The granny Rose and I had a special connection. She didn't speak a single word of English, me a few words of Swahili, yet we were communicating at a different level! She asked me if I didn't have anything else to wear? No... She leaned over to another granny and then they said 'Come with us'. They dressed me up as a Maasai! My secret dream! Wow! When we returned to the party, everybody turned their heads, saying how beautiful I was! Haha! Speeches, dancing, FOOD! I was so warmly welcomed and included by everybody. At one point I fell asleep in one of the ladies' lap. I registered that someone put a blanket over me. Caring for me. What a day! 

Jeremiah and Florence and me dressed in traditional Maasai wear

In the evening we were all changing back to our everyday clothing, me returning the beautiful necklaces and bracelets.

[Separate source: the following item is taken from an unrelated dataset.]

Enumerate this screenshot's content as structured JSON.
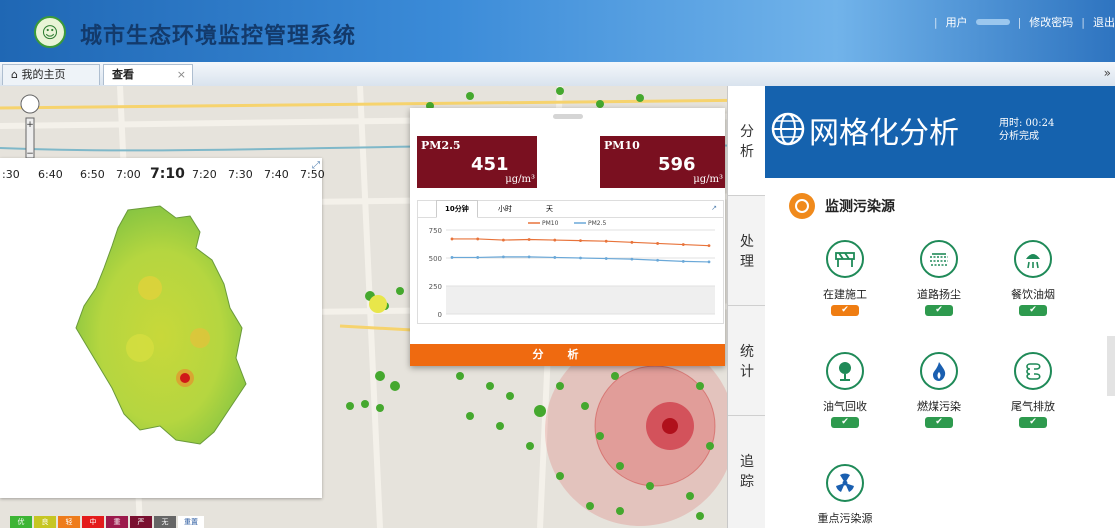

Without a thought I said I felt empty, that something was missing around my neck. Florence went into the neighboring room. She came back with a necklace. 'This is for you'. For me, this was the ultimate symbol of inclusion!!! I cried when we said our goodbyes. We all did. Everybody saying that they wish that I will one day come back. The grandmother. Rose. I don't know who cried the most, me or her. I walked away, pushing my bike, with tears in my eyes.

This is not even the tip of the iceberg of stories I can tell about the people I've met. I feel like I'm stating the obvious, that I shouldn't have to say this, but we're all the same. We have the same needs, the same wants. We all just want to be happy and included, loved. But we so often forget this when constantly being exposed to the news which solely focuses on the sensational and negative and are often taking things out of context and not telling the whole story. Often in society there's also negative perceptions about certain groups of people that feeds into this discourse, creating distance and misunderstandings between us. In the end, it only hurts us, prevents us from profound and beautiful meetings.

Beauty can be defined in several ways, but what I've come to know as THE definition is this; the love between strangers

Beauty can be defined in several ways, but what I've come to know as THE definition is this; the love between strangers. Countless times I've rocked up at someone's home. We don't speak the same language. I look different. Maybe I'm dirty and a little bit stinky after riding on a gravel road the whole day. Yet people take me in. My first winter in Turkey I didn't sleep outside a single night. When I asked to put my tent outside of people's homes they said it's way too cold to sleep outside, and invited me in, preparing a warm bed for me, shower and food! I don't know what this is, this care, this kindness, generosity, warmth and actually love between strangers. Strangers who at a first glance seem very different. But I genuinely cannot think of anything else in this world that is more beautiful than exactly this. I cycled because of our climate and wanting to reduce my carbon footprint, but not only did the said love enrich the experience, my life, to a previously unimaginable level - it also made this journey possible. Without "strangers" love, my heart would not have been full and I would not have been able to cycle 25,000 kilometers. I'm forever grateful and humbled.

Family in Turkey who let me sleep in their home.

 Friends I made in Haifa, Israel, at the annual event
'The Holiday of Holidays'. It's a celebration of the holidays
of the three main religions in the Haifa; Judaism, Christianity and Islam.
Hanukkah, Christmas and Eid al-Adha to be exact.
The event is intended to encourage the values of coexistence
and mutual respect of all religions in the city
and celebrate the cultural and religious diversity

A fantastic family in South Africa who took me under their roof
during a very cold winter night in the southern hemisphere

A boy offered me plums when I got to the top of a mountain in Tanzania. 
Such a welcome sight after a tiring climb.